Our goal was to determine if breastfeeding provides any protection against urinary tract infection (UTI) and if vitamin D supplementation imposes any additional risks for UTI in infants < 3 months of age. In this study, 40% of the children who had urine cultures were breastfed, and 18.7% of the children were exclusively breastfed. Twenty percent of all of the urine cultures tested positive, and this number was greater in females (22.5%) than in males (18.1%, P <.05). There was no significant difference between the rates of positive urine cultures in exclusively breastfed (22% vs 21%, nonsignificant [NS]) formula-fed infants. The relative risk of UTI with breastfeeding versus formula feeding was 1.03 (0.58-1.82), and any breastfeeding versus no breastfeeding was 0.92 (0.58-1.45). Vitamin D supplementation increased the UTI risk, with a relative risk of 1.76 (1.07-2.91, P <.05). However, only formula-fed infants showed an increased risk of UTI after vitamin D supplementation.
- American Academy of Pediatrics (AAP)
- Urinary tract infection

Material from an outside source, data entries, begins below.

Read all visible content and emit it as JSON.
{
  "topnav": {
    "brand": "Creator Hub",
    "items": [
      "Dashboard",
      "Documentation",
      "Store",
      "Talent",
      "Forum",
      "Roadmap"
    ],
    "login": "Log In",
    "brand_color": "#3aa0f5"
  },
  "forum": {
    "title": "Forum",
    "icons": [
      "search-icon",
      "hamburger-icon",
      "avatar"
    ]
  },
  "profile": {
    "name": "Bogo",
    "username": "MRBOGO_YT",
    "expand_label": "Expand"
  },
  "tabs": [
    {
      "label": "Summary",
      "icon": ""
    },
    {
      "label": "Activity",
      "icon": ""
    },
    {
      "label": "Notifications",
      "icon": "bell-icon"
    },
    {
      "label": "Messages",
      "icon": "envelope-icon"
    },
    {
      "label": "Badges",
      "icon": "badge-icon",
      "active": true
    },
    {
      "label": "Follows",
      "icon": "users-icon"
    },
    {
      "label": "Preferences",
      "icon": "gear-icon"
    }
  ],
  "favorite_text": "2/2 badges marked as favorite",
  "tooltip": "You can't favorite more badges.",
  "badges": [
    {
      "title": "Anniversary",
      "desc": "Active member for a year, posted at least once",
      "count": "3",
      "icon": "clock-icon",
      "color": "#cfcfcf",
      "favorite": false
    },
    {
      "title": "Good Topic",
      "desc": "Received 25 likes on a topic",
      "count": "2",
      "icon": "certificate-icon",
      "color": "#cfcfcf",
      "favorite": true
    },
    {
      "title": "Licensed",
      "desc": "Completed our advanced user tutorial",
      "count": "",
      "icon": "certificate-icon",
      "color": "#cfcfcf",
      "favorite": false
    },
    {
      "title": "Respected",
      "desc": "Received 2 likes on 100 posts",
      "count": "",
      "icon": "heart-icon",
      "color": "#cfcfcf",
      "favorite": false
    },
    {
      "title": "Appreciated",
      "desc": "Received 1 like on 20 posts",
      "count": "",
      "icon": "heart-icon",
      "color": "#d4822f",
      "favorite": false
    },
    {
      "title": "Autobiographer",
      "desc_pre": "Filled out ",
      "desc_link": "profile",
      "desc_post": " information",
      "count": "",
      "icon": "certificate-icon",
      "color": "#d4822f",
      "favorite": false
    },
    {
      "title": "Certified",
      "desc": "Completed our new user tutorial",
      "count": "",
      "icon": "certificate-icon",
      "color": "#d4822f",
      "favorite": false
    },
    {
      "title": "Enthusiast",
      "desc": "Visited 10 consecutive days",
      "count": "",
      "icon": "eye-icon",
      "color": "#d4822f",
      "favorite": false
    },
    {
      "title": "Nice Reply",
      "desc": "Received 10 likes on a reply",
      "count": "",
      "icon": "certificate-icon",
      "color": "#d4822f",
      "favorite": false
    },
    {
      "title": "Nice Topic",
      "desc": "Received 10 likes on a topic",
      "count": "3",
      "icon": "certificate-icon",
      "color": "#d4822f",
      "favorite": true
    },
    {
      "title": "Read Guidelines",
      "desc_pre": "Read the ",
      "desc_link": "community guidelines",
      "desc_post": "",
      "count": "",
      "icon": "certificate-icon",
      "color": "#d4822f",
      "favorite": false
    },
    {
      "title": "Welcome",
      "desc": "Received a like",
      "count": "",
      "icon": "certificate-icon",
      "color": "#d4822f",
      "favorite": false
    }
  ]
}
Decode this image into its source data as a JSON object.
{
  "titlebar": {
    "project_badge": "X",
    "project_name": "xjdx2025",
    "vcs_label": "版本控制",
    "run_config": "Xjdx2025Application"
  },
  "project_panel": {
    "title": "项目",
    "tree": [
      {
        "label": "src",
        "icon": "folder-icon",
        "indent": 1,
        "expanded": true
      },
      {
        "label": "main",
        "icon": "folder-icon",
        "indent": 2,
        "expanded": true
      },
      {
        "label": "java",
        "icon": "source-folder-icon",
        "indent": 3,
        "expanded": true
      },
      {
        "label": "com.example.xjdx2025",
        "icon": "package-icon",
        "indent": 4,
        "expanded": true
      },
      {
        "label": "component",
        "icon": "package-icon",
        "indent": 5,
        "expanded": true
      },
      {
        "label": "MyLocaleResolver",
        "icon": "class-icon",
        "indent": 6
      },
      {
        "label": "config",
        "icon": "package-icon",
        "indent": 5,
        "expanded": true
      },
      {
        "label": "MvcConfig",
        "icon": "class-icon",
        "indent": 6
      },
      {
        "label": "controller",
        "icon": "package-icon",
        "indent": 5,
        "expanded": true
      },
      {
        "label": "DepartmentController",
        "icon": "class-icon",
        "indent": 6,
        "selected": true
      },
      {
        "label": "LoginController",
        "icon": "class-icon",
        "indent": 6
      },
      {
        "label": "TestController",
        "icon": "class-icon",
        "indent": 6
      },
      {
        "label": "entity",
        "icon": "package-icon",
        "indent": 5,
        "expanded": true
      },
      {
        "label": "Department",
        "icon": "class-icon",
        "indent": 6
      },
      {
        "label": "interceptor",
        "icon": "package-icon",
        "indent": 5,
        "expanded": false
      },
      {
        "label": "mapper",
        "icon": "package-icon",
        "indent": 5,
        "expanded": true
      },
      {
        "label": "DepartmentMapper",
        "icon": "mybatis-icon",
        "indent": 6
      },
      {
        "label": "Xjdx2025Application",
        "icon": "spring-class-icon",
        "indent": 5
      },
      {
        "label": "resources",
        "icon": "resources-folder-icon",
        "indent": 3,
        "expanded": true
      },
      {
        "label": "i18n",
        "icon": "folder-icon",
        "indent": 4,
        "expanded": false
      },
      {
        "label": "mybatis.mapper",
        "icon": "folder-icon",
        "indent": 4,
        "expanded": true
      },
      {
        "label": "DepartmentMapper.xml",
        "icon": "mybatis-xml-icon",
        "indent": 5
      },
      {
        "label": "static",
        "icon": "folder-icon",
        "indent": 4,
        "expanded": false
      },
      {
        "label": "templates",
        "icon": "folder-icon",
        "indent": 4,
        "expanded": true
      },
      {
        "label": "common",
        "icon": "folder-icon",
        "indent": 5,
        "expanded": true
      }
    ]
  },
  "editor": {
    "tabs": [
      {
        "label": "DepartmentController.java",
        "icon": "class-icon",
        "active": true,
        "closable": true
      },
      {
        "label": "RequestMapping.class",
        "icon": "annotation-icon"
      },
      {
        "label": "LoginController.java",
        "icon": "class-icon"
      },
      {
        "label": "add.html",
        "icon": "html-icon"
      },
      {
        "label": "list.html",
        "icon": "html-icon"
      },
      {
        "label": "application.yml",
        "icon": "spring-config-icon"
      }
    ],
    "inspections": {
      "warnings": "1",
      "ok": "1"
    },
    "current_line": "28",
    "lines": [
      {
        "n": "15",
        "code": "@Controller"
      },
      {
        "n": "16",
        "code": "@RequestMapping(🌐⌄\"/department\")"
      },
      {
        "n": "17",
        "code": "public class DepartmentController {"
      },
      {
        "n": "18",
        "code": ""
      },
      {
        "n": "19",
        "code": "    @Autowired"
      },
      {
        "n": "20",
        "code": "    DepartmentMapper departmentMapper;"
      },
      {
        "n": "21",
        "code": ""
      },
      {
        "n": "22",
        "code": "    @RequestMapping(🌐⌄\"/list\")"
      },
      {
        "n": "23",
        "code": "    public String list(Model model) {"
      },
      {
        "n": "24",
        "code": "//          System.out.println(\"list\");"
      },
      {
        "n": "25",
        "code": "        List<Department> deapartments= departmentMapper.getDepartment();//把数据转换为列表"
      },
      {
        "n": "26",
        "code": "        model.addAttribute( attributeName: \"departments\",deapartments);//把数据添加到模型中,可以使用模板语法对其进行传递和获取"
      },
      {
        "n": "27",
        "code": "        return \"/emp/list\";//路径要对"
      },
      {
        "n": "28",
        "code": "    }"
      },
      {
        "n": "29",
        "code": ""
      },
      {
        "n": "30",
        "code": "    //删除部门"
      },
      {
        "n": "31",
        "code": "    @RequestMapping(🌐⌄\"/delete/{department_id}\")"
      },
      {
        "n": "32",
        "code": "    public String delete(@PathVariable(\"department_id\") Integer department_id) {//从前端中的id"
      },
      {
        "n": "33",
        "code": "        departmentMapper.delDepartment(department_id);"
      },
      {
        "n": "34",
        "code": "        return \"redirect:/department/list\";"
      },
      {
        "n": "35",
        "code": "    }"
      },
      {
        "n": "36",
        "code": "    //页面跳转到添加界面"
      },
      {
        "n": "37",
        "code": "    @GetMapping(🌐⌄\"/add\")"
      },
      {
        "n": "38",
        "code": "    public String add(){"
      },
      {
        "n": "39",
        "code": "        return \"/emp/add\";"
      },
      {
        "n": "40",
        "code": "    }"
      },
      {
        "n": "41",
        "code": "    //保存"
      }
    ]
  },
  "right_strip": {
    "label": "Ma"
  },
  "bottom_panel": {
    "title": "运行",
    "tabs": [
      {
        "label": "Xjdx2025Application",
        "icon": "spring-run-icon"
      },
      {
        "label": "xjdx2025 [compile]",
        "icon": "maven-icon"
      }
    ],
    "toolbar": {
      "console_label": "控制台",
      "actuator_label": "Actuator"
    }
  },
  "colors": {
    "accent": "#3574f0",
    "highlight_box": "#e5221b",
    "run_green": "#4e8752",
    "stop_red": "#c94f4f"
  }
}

- Vitamin D recommendation
ASJC Scopus subject areas
- Pediatrics, Perinatology, and Child Health